My eyes didn’t go to the field or to the podium on Saturday night, they were drawn to a quote reprinted in multiple publications from a recent recounting of last January’s playoff loss to Kansas City. It seems that after an 18-point drubbing where he played less than stellar football, Andrew bounded out of the post-game locker room with a huge smile on his face and grabbed his fiancé’s hand as they walked into the offseason. Why was this fierce competitor so happy after such an awful showing? Luck responded:
“Something I learned last year, that if my worth as a human was going to be tied into how I did – the result of my performance in a football game – then I was going to have…a real (unhappy) life.”
I don’t know Andrew Luck’s faith, but he unknowingly swerved right up against a Gospel truth with this revelation. Whether you’re a multimillion dollar quarterback, an ER nurse, a property manager, or a fry cook, your work is incapable of carrying the weight of your identity. In fact, nothing we manufacture in this life is capable of carrying our identity.
Only Jesus can do that.
This is the power of the Gospel. We can rest in a status that is secured, not by our work, but by the finished work of Jesus. And when Jesus defines our worth, our work can become what it was always intended to be:
Worship to God and love to our fellow man.
Our performance no longer defines us, it’s an expression of God’s image stamped upon our lives and resurrected by the finished work of Christ.
I don’t know if Andrew Luck is headed there, but his journey reveals something really important. If you’re rooting your identity in your work, in your performance, you’re going to be a miserable human being. But if you’re identity is rooted in Jesus, your work – no matter what it is – can finally become the beautiful expression of a Gospel-redeemed life it was always intended to be. That’s true for NFL quarterbacks and for your job, too.

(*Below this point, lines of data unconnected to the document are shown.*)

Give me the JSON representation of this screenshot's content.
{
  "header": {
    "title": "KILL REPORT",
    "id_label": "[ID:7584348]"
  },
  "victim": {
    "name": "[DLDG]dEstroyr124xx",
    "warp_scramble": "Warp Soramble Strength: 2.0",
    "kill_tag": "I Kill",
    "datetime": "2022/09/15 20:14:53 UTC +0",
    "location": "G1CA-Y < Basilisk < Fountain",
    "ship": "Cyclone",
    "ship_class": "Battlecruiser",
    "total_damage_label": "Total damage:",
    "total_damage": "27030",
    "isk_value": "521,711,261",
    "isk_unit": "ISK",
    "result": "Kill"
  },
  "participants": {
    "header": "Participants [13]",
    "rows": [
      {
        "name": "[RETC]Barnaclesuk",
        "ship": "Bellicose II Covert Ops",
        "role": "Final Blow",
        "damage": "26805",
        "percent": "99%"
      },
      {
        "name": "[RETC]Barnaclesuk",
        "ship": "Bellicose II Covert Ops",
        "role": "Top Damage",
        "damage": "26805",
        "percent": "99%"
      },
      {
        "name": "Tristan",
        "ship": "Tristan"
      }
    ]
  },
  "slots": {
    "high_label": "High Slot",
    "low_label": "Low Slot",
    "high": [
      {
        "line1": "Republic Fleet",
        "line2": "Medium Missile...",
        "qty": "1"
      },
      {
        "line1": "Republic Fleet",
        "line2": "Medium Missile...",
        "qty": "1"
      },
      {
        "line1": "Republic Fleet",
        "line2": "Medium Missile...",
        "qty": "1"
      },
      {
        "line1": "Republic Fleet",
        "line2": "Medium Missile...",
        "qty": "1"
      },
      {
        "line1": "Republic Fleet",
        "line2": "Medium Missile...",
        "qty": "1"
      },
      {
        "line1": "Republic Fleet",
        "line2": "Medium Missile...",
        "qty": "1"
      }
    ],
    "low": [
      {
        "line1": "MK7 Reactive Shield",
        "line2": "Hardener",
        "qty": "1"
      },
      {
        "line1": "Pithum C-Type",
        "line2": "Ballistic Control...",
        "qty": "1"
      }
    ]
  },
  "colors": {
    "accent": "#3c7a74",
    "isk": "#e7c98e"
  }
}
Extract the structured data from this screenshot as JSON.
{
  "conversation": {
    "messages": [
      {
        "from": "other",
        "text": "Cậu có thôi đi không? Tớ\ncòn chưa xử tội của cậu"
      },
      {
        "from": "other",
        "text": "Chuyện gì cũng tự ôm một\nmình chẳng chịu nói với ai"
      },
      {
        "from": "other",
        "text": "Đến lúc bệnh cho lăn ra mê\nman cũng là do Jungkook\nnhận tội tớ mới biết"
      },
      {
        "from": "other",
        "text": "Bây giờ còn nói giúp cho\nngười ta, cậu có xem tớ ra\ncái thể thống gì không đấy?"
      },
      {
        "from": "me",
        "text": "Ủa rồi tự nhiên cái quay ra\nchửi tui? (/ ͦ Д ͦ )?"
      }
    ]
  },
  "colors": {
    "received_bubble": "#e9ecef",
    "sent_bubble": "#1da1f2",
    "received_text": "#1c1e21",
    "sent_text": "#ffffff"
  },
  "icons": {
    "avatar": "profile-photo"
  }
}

It sounds like Andrew Luck has found an identity outside of football. I hope he ultimately finds it in Jesus. I hope you do, too.